    1. Andy says:

      If you’re comparing $350k townhouse in AJAX to the topics in this blog then I think you’re completely missing the point. I believe the writer said “stakes are high in Toronto” and didn’t mention Ajax.

      1. ralph Cramdown says:

        Depending on how many decades Angeline has until retirement, that extra $40k could compound to quite a tidy sum. Likely enough to significantly affect her standard of living. The stakes are high, even in Ajax.

  2. Libertarian says:

    Do your clients have any inkling to share their knowledge of discounted home improvement materials? It’s always good to have resources when the decision comes to renovate. Haha!

  3. Real estate millennial says:

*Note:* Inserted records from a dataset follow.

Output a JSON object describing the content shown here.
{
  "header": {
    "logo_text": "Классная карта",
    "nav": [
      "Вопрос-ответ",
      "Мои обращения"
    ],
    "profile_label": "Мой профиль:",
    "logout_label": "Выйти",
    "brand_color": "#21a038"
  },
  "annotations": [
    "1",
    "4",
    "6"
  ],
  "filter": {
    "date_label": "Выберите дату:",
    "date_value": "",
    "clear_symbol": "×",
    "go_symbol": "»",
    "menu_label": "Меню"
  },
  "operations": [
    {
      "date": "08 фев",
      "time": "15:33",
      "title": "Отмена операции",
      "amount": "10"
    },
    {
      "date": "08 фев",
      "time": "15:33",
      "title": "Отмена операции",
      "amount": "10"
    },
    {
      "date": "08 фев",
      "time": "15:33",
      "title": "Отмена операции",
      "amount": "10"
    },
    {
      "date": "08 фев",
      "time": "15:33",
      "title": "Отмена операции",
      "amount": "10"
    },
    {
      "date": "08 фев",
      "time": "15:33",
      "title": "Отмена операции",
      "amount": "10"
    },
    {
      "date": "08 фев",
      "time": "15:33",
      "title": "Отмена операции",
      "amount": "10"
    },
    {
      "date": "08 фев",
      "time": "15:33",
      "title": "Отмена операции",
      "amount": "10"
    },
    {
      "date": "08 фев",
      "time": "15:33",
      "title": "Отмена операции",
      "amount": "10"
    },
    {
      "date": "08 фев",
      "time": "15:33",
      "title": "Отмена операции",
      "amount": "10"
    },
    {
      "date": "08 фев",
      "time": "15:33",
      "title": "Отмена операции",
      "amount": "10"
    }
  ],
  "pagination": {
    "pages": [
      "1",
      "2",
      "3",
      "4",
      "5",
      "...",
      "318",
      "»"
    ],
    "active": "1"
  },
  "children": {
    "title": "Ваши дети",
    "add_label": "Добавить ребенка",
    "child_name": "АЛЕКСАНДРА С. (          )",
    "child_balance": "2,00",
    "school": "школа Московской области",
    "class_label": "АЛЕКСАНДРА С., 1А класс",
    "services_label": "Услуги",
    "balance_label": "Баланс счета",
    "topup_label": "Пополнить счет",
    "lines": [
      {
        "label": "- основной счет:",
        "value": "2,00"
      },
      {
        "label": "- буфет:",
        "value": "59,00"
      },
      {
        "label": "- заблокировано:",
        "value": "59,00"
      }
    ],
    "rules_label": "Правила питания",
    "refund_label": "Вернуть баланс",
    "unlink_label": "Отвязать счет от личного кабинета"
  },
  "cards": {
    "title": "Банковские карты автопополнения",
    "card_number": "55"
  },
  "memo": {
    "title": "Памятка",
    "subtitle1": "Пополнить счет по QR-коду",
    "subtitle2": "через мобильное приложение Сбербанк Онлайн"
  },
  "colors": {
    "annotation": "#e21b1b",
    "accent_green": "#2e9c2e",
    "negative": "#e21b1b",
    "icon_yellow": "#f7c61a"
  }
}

    There is no doubt in my mind that you’re really good at what you do and I understand the need to differentiate yourself from the 40 thousand other Toronto realtors but I don’t think “experience and full service” are NOT the reasons why you do well. You seem very intelligent and I think you’ve been intelligent longer than you’ve been an “experienced” realtor if experience and full service was so important it would be compulsory prior to becoming a realtor, similar to a doctor, lawyer or any other well paid professional. “Almost all” or “most” realtors claim they’re experienced very few claim how educated they are. The event you just told I think has a lot to do with self aware and open minded sellers. You presented the best options and if the seller adheres to the advice, great but that’s not a mandate to do business I’m sure you wouldn’t turn down the listing if the seller said your ideas are great but that’s not our priority we just need it sold. You don’t seem like a guy to cut commission so for 25,000 dollars I’d hope that you’d provide them with all their options. Just because the industry has a small barrier to entry and low standards doesn’t mean you should be applauded for doing what should be the standard. The industry lacks educated intelligent individuals, real estate sales specifically. I think that your intelligence is your greatest asset and why you do well not that you’re an “experienced full service” realtor.

    1. Ed says:

      Your response just reeks of that “I could do it if I wanted to, but I won’t” mentality that is so prevalent in today’s society, while people just watch others from afar and critique them. Especially among millennials, but something tells me YOU already know this.

    2. jeff316 says:

      The point is that if he hasn’t provided that level of service, he wouldn’t have reached the sales goal.

      So, after David clearly details how he provided a suite of services that go beyond what most agents provide, and backs it up with sales figures (both the condo he sold, and comparables he didn’t sell) you’re telling him that the reason he has done well is because he’s smart, and not because of the service he provides?

      Clueless, and classless.

  4. H. Marshall says:

    I take three important things from this:
    1. The Realtor needs to know the building.
    2. The owners need to listen.
    3. The owners need both money & time to get the unit ready to sell.

    1. Nick says:

      Its the same with buyers as well. The best clients I have worked with were the ones that took the time to listen to what I was saying and not fight with me over their perceived ideas. In the end both of us learned new things and they got a hell of a deal on their new home.